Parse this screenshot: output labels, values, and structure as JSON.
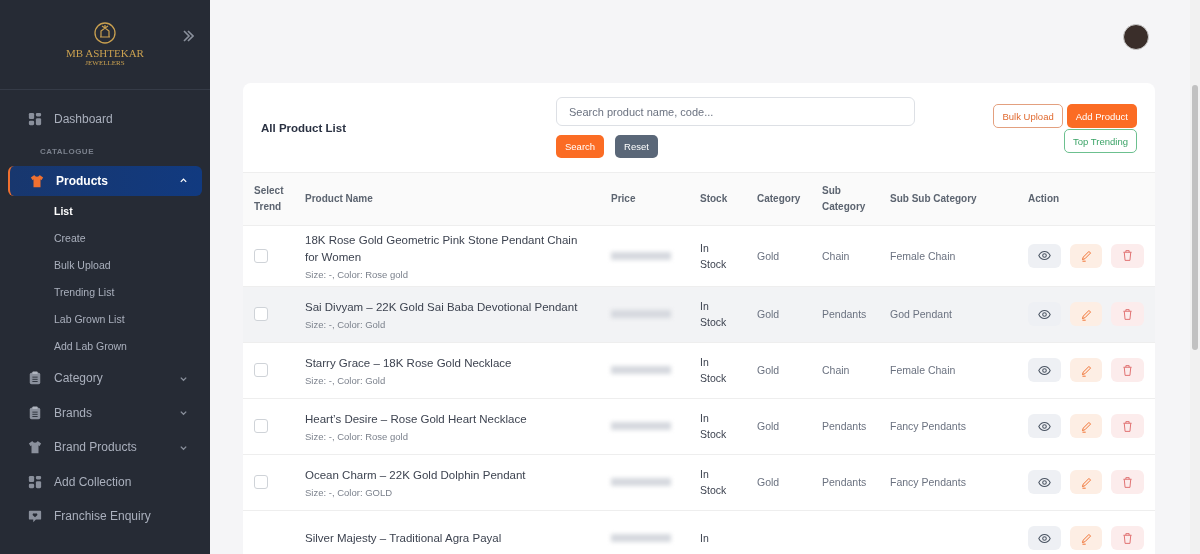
{
  "sidebar": {
    "logo": {
      "line1": "MB ASHTEKAR",
      "line2": "JEWELLERS"
    },
    "items": [
      {
        "kind": "link",
        "label": "Dashboard",
        "selected": false
      },
      {
        "kind": "section",
        "label": "CATALOGUE"
      },
      {
        "kind": "menu",
        "label": "Products",
        "selected": true,
        "expanded": true,
        "children": [
          {
            "label": "List",
            "selected": true
          },
          {
            "label": "Create",
            "selected": false
          },
          {
            "label": "Bulk Upload",
            "selected": false
          },
          {
            "label": "Trending List",
            "selected": false
          },
          {
            "label": "Lab Grown List",
            "selected": false
          },
          {
            "label": "Add Lab Grown",
            "selected": false
          }
        ]
      },
      {
        "kind": "menu",
        "label": "Category",
        "selected": false,
        "expanded": false
      },
      {
        "kind": "menu",
        "label": "Brands",
        "selected": false,
        "expanded": false
      },
      {
        "kind": "menu",
        "label": "Brand Products",
        "selected": false,
        "expanded": false
      },
      {
        "kind": "link",
        "label": "Add Collection",
        "selected": false
      },
      {
        "kind": "link",
        "label": "Franchise Enquiry",
        "selected": false
      }
    ]
  },
  "card": {
    "title": "All Product List",
    "search": {
      "placeholder": "Search product name, code..."
    },
    "buttons": [
      {
        "kind": "primary",
        "label": "Search"
      },
      {
        "kind": "secondary",
        "label": "Reset"
      }
    ],
    "actions": [
      {
        "kind": "outline-orange",
        "label": "Bulk Upload"
      },
      {
        "kind": "primary",
        "label": "Add Product"
      },
      {
        "kind": "outline-green",
        "label": "Top Trending"
      }
    ]
  },
  "table": {
    "columns": [
      "Select Trend",
      "Product Name",
      "Price",
      "Stock",
      "Category",
      "Sub Category",
      "Sub Sub Category",
      "Action"
    ],
    "rows": [
      {
        "checked": false,
        "highlighted": false,
        "name": "18K Rose Gold Geometric Pink Stone Pendant Chain for Women",
        "details": "Size: -, Color: Rose gold",
        "stock": "In Stock",
        "category": "Gold",
        "sub_category": "Chain",
        "sub_sub_category": "Female Chain"
      },
      {
        "checked": false,
        "highlighted": true,
        "name": "Sai Divyam – 22K Gold Sai Baba Devotional Pendant",
        "details": "Size: -, Color: Gold",
        "stock": "In Stock",
        "category": "Gold",
        "sub_category": "Pendants",
        "sub_sub_category": "God Pendant"
      },
      {
        "checked": false,
        "highlighted": false,
        "name": "Starry Grace – 18K Rose Gold Necklace",
        "details": "Size: -, Color: Gold",
        "stock": "In Stock",
        "category": "Gold",
        "sub_category": "Chain",
        "sub_sub_category": "Female Chain"
      },
      {
        "checked": false,
        "highlighted": false,
        "name": "Heart’s Desire – Rose Gold Heart Necklace",
        "details": "Size: -, Color: Rose gold",
        "stock": "In Stock",
        "category": "Gold",
        "sub_category": "Pendants",
        "sub_sub_category": "Fancy Pendants"
      },
      {
        "checked": false,
        "highlighted": false,
        "name": "Ocean Charm – 22K Gold Dolphin Pendant",
        "details": "Size: -, Color: GOLD",
        "stock": "In Stock",
        "category": "Gold",
        "sub_category": "Pendants",
        "sub_sub_category": "Fancy Pendants"
      },
      {
        "highlighted": false,
        "name": "Silver Majesty – Traditional Agra Payal",
        "stock": "In"
      }
    ]
  }
}
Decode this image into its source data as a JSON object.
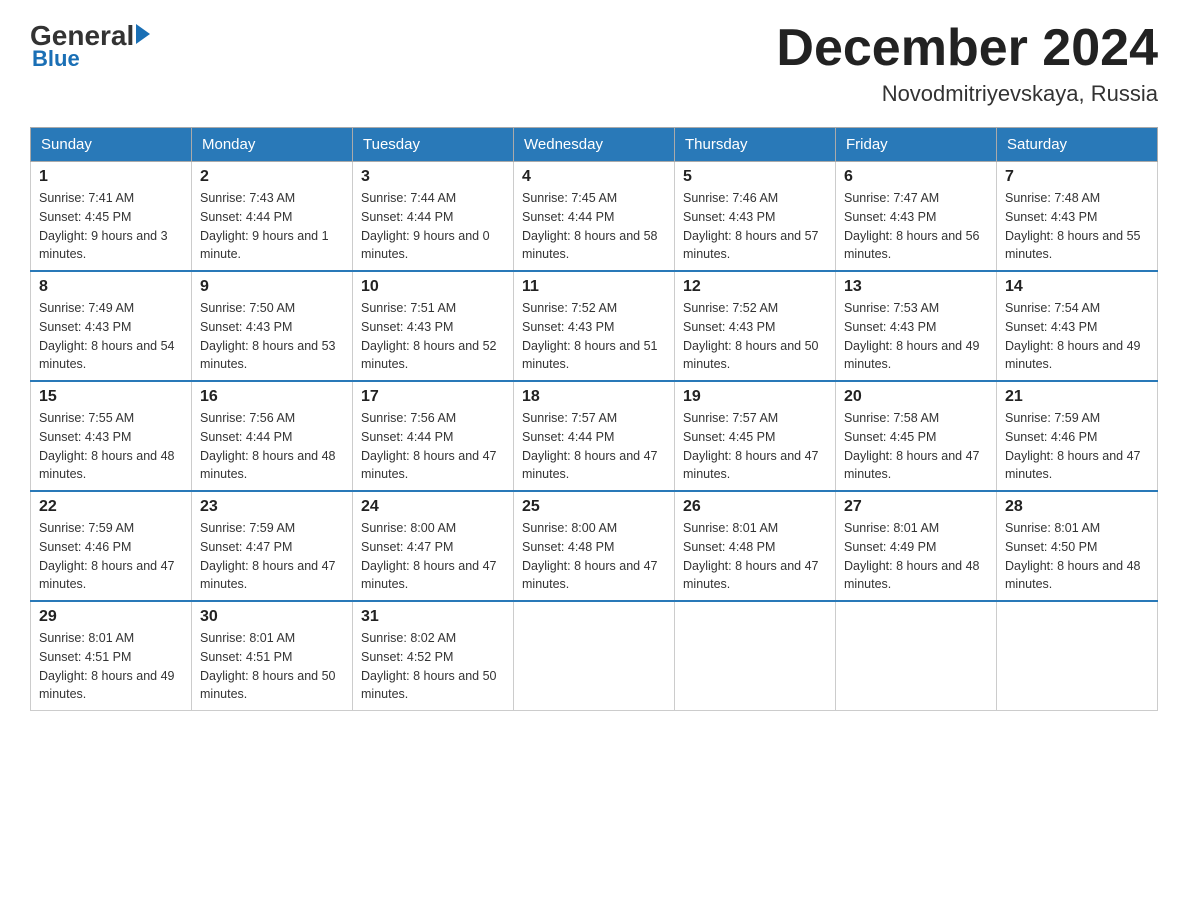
{
  "logo": {
    "general": "General",
    "arrow": "▶",
    "blue": "Blue"
  },
  "title": "December 2024",
  "location": "Novodmitriyevskaya, Russia",
  "weekdays": [
    "Sunday",
    "Monday",
    "Tuesday",
    "Wednesday",
    "Thursday",
    "Friday",
    "Saturday"
  ],
  "weeks": [
    [
      {
        "day": "1",
        "sunrise": "Sunrise: 7:41 AM",
        "sunset": "Sunset: 4:45 PM",
        "daylight": "Daylight: 9 hours and 3 minutes."
      },
      {
        "day": "2",
        "sunrise": "Sunrise: 7:43 AM",
        "sunset": "Sunset: 4:44 PM",
        "daylight": "Daylight: 9 hours and 1 minute."
      },
      {
        "day": "3",
        "sunrise": "Sunrise: 7:44 AM",
        "sunset": "Sunset: 4:44 PM",
        "daylight": "Daylight: 9 hours and 0 minutes."
      },
      {
        "day": "4",
        "sunrise": "Sunrise: 7:45 AM",
        "sunset": "Sunset: 4:44 PM",
        "daylight": "Daylight: 8 hours and 58 minutes."
      },
      {
        "day": "5",
        "sunrise": "Sunrise: 7:46 AM",
        "sunset": "Sunset: 4:43 PM",
        "daylight": "Daylight: 8 hours and 57 minutes."
      },
      {
        "day": "6",
        "sunrise": "Sunrise: 7:47 AM",
        "sunset": "Sunset: 4:43 PM",
        "daylight": "Daylight: 8 hours and 56 minutes."
      },
      {
        "day": "7",
        "sunrise": "Sunrise: 7:48 AM",
        "sunset": "Sunset: 4:43 PM",
        "daylight": "Daylight: 8 hours and 55 minutes."
      }
    ],
    [
      {
        "day": "8",
        "sunrise": "Sunrise: 7:49 AM",
        "sunset": "Sunset: 4:43 PM",
        "daylight": "Daylight: 8 hours and 54 minutes."
      },
      {
        "day": "9",
        "sunrise": "Sunrise: 7:50 AM",
        "sunset": "Sunset: 4:43 PM",
        "daylight": "Daylight: 8 hours and 53 minutes."
      },
      {
        "day": "10",
        "sunrise": "Sunrise: 7:51 AM",
        "sunset": "Sunset: 4:43 PM",
        "daylight": "Daylight: 8 hours and 52 minutes."
      },
      {
        "day": "11",
        "sunrise": "Sunrise: 7:52 AM",
        "sunset": "Sunset: 4:43 PM",
        "daylight": "Daylight: 8 hours and 51 minutes."
      },
      {
        "day": "12",
        "sunrise": "Sunrise: 7:52 AM",
        "sunset": "Sunset: 4:43 PM",
        "daylight": "Daylight: 8 hours and 50 minutes."
      },
      {
        "day": "13",
        "sunrise": "Sunrise: 7:53 AM",
        "sunset": "Sunset: 4:43 PM",
        "daylight": "Daylight: 8 hours and 49 minutes."
      },
      {
        "day": "14",
        "sunrise": "Sunrise: 7:54 AM",
        "sunset": "Sunset: 4:43 PM",
        "daylight": "Daylight: 8 hours and 49 minutes."
      }
    ],
    [
      {
        "day": "15",
        "sunrise": "Sunrise: 7:55 AM",
        "sunset": "Sunset: 4:43 PM",
        "daylight": "Daylight: 8 hours and 48 minutes."
      },
      {
        "day": "16",
        "sunrise": "Sunrise: 7:56 AM",
        "sunset": "Sunset: 4:44 PM",
        "daylight": "Daylight: 8 hours and 48 minutes."
      },
      {
        "day": "17",
        "sunrise": "Sunrise: 7:56 AM",
        "sunset": "Sunset: 4:44 PM",
        "daylight": "Daylight: 8 hours and 47 minutes."
      },
      {
        "day": "18",
        "sunrise": "Sunrise: 7:57 AM",
        "sunset": "Sunset: 4:44 PM",
        "daylight": "Daylight: 8 hours and 47 minutes."
      },
      {
        "day": "19",
        "sunrise": "Sunrise: 7:57 AM",
        "sunset": "Sunset: 4:45 PM",
        "daylight": "Daylight: 8 hours and 47 minutes."
      },
      {
        "day": "20",
        "sunrise": "Sunrise: 7:58 AM",
        "sunset": "Sunset: 4:45 PM",
        "daylight": "Daylight: 8 hours and 47 minutes."
      },
      {
        "day": "21",
        "sunrise": "Sunrise: 7:59 AM",
        "sunset": "Sunset: 4:46 PM",
        "daylight": "Daylight: 8 hours and 47 minutes."
      }
    ],
    [
      {
        "day": "22",
        "sunrise": "Sunrise: 7:59 AM",
        "sunset": "Sunset: 4:46 PM",
        "daylight": "Daylight: 8 hours and 47 minutes."
      },
      {
        "day": "23",
        "sunrise": "Sunrise: 7:59 AM",
        "sunset": "Sunset: 4:47 PM",
        "daylight": "Daylight: 8 hours and 47 minutes."
      },
      {
        "day": "24",
        "sunrise": "Sunrise: 8:00 AM",
        "sunset": "Sunset: 4:47 PM",
        "daylight": "Daylight: 8 hours and 47 minutes."
      },
      {
        "day": "25",
        "sunrise": "Sunrise: 8:00 AM",
        "sunset": "Sunset: 4:48 PM",
        "daylight": "Daylight: 8 hours and 47 minutes."
      },
      {
        "day": "26",
        "sunrise": "Sunrise: 8:01 AM",
        "sunset": "Sunset: 4:48 PM",
        "daylight": "Daylight: 8 hours and 47 minutes."
      },
      {
        "day": "27",
        "sunrise": "Sunrise: 8:01 AM",
        "sunset": "Sunset: 4:49 PM",
        "daylight": "Daylight: 8 hours and 48 minutes."
      },
      {
        "day": "28",
        "sunrise": "Sunrise: 8:01 AM",
        "sunset": "Sunset: 4:50 PM",
        "daylight": "Daylight: 8 hours and 48 minutes."
      }
    ],
    [
      {
        "day": "29",
        "sunrise": "Sunrise: 8:01 AM",
        "sunset": "Sunset: 4:51 PM",
        "daylight": "Daylight: 8 hours and 49 minutes."
      },
      {
        "day": "30",
        "sunrise": "Sunrise: 8:01 AM",
        "sunset": "Sunset: 4:51 PM",
        "daylight": "Daylight: 8 hours and 50 minutes."
      },
      {
        "day": "31",
        "sunrise": "Sunrise: 8:02 AM",
        "sunset": "Sunset: 4:52 PM",
        "daylight": "Daylight: 8 hours and 50 minutes."
      },
      null,
      null,
      null,
      null
    ]
  ]
}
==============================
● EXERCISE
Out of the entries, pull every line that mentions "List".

● ANSWER TO THIS TASK
            "label": "List",
            "label": "Trending List",
            "label": "Lab Grown List",
    "title": "All Product List",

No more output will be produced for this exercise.